ACTION ITEM ::
Give back the records below verbatim, please, but without a single image.
++++++++++
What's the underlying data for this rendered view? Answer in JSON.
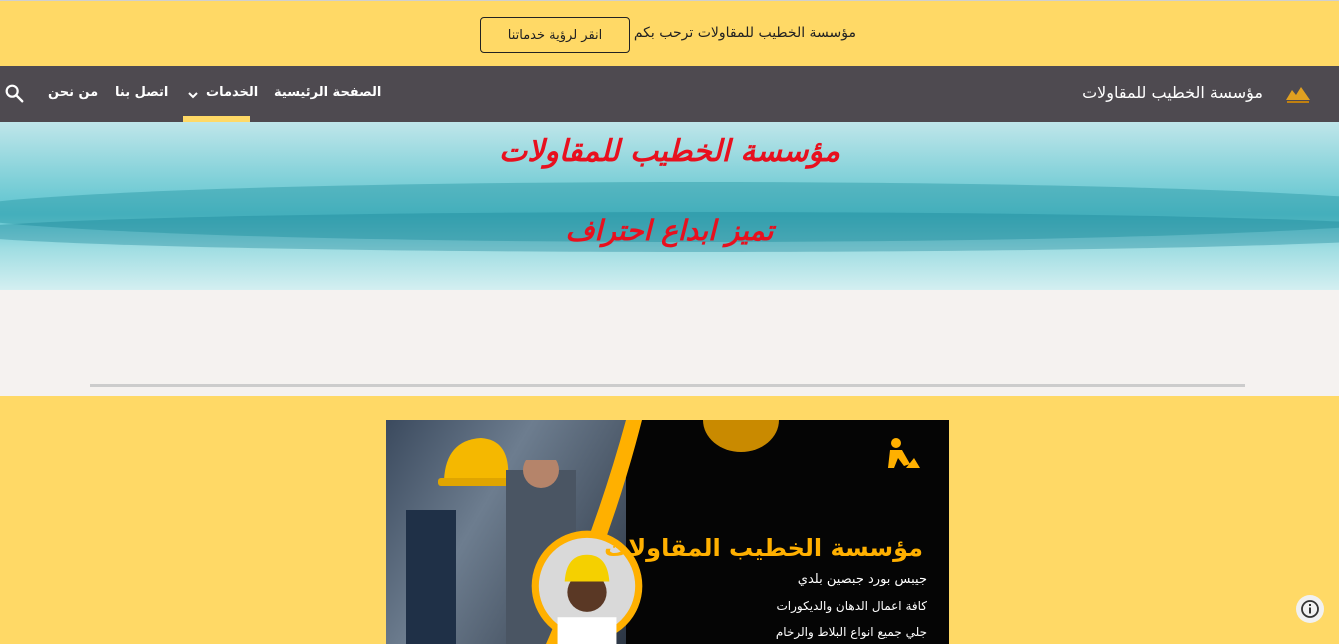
{
  "announcement": {
    "text": "مؤسسة الخطيب للمقاولات ترحب بكم",
    "button_label": "انقر لرؤية خدماتنا"
  },
  "nav": {
    "site_title": "مؤسسة الخطيب للمقاولات",
    "items": [
      {
        "label": "الصفحة الرئيسية"
      },
      {
        "label": "الخدمات"
      },
      {
        "label": "اتصل بنا"
      },
      {
        "label": "من نحن"
      }
    ],
    "active_item": "الخدمات"
  },
  "hero": {
    "line1": "مؤسسة الخطيب للمقاولات",
    "line2": "تميز ابداع احتراف"
  },
  "banner": {
    "title": "مؤسسة الخطيب المقاولات",
    "line1": "جيبس بورد جبصين بلدي",
    "line2": "كافة اعمال الدهان والديكورات",
    "line3": "جلي جميع انواع البلاط والرخام"
  },
  "colors": {
    "accent": "#ffd966",
    "nav_bg": "#4e4a50",
    "hero_text": "#e8101e",
    "banner_orange": "#ffb000"
  },
  "icons": [
    "search-icon",
    "chevron-down-icon",
    "logo-icon",
    "info-icon",
    "construction-worker-icon"
  ]
}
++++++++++
ANSWER BOX ::
What's the underlying data for this rendered view? Answer in JSON.
{
  "announcement": {
    "text": "مؤسسة الخطيب للمقاولات ترحب بكم",
    "button_label": "انقر لرؤية خدماتنا"
  },
  "nav": {
    "site_title": "مؤسسة الخطيب للمقاولات",
    "items": [
      {
        "label": "الصفحة الرئيسية"
      },
      {
        "label": "الخدمات"
      },
      {
        "label": "اتصل بنا"
      },
      {
        "label": "من نحن"
      }
    ],
    "active_item": "الخدمات"
  },
  "hero": {
    "line1": "مؤسسة الخطيب للمقاولات",
    "line2": "تميز ابداع احتراف"
  },
  "banner": {
    "title": "مؤسسة الخطيب المقاولات",
    "line1": "جيبس بورد جبصين بلدي",
    "line2": "كافة اعمال الدهان والديكورات",
    "line3": "جلي جميع انواع البلاط والرخام"
  },
  "colors": {
    "accent": "#ffd966",
    "nav_bg": "#4e4a50",
    "hero_text": "#e8101e",
    "banner_orange": "#ffb000"
  },
  "icons": [
    "search-icon",
    "chevron-down-icon",
    "logo-icon",
    "info-icon",
    "construction-worker-icon"
  ]
}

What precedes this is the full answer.